Jon Schimmel

Jonathan J. Schimmel, PhD Fellowship Established

“One of the most meaningful moments in my life was getting my PhD at Tufts,” says Jonathan Schimmel. After completing his doctorate at the Graduate School of Biomedical Sciences in 2000, Schimmel held leadership roles at several biotechnology companies and is currently Vice President of Global Support and Sales Operations at 10X Genomics, in Pleasanton, CA. He credits his success to outstanding GSBS training, along with self-directed learning in business and management. “The GSBS is extremely good at training scientists,” he notes, and skills like “being data driven, being curious, being a self-starter, are extraordinarily valuable no matter what you do.”

In December 2020, he created the Jonathan J. Schimmel, PhD Fellowship, supporting doctoral students who hope to augment their scientific training with business and management competencies such as accounting, biomedical manufacturing or intellectual property law. His hope is to prepare recipients for biomedical leadership and entrepreneurial careers.

The most profound lessons of Schimmel’s doctoral training came from mentors. “In many ways, my success is the sum total of their efforts, and their sharing of experience.” His adviser, Dona Chikaraishi, is the model of his own management style, and inspired him through her intellect and curiosity. Suzanne Roffler-Tarlov helped him hone his scientific writing, among many skills. Ralph Isberg modeled the “internal drive and fierce determination” that powers Schimmel’s work, and Linc Sonenshein is “a life-long mentor.”

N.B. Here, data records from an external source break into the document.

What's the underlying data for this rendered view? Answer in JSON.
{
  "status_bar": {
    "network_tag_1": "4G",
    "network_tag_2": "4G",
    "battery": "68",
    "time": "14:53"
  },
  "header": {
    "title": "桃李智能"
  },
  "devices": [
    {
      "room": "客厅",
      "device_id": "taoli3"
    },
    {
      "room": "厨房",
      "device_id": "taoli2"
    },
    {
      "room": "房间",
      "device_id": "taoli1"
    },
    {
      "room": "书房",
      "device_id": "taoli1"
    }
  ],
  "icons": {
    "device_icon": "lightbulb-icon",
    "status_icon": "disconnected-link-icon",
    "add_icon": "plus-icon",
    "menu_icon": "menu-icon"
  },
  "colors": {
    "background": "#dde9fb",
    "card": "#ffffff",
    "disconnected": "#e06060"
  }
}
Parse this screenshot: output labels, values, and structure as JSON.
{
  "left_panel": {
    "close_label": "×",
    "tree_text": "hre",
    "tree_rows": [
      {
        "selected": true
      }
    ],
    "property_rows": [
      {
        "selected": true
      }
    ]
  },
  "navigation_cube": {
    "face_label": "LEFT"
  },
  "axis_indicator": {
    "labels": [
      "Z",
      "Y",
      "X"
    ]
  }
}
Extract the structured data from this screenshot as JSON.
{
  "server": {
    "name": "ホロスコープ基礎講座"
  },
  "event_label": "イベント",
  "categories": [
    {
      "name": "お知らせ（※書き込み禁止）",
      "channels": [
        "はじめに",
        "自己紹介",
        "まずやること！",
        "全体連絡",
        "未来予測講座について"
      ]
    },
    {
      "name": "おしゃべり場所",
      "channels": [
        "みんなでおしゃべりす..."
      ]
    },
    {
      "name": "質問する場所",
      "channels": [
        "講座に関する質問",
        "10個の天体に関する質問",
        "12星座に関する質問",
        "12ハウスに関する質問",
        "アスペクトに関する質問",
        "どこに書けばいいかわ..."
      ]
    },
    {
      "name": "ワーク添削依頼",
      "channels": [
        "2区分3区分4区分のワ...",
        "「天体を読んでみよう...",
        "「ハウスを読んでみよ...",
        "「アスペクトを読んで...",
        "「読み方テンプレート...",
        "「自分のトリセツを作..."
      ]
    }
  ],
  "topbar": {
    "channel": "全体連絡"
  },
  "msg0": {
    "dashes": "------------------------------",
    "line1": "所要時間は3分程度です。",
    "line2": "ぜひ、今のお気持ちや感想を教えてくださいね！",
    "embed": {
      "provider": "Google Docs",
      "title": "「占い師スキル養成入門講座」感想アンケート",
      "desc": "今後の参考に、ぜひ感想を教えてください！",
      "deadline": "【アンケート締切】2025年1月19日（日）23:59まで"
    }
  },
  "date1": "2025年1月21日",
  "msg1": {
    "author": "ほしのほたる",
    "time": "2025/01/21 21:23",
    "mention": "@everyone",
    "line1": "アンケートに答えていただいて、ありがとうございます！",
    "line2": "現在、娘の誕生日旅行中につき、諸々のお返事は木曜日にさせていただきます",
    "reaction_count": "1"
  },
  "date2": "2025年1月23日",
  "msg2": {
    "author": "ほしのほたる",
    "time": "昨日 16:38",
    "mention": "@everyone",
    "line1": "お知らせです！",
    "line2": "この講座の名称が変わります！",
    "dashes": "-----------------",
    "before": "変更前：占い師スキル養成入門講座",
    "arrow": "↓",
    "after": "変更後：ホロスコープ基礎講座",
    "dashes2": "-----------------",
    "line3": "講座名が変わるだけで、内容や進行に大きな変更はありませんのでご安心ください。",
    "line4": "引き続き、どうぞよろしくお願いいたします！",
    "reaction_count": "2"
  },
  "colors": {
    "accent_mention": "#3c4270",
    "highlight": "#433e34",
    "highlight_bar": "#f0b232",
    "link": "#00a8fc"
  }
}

At the GSBS, Schimmel was among a small group of students interested in business and management, who “found each other” and cultivated those interests. At Boston University, he took managerial accounting and microeconomics, giving him essential “vocabulary.” “Understanding the language of accounting,” for example, “has been absolutely invaluable, because that's the circulatory system of a firm.” Like GSBS Dean Daniel Jay, Schimmel believes that nurturing these skills is a benefit to individuals, and the organizations they’ll lead, and the Schimmel Fellowship can help the GSBS recruit “the best and brightest.” To describe that value, he uses a term from the world of business: “usefully differentiated.” What sets an individual, company, or school apart is not simply “excelling in your field, but offering a useful difference.”

These are exciting times in biomedical science, says Schimmel. One example is recent work from 10X Genomics on tumor-infiltrating lymphocytes within individual tumors, that has “changed the paradigm of how we look at the body’s response to cancer.” Another is the development of mRNA COVID-19 vaccines from concept to approval in record time. “That’s the kind of impact you can have,” in this field.

“The best part of my job today is the hiring process,” he says, “when you’re sitting across the table from a young person, and thinking, ‘You are going to be amazing,’” As a mentor, he can help to cultivate that talent, “and it blossoms into this amazing career.” Likewise, the Schimmel Fellowship is a way to share his good fortune, and prepare a new generation for the challenges of biomedical science. “If I can do something to help create those future leaders, that means more to me than anything else.”

This story was written by Kris Willcox.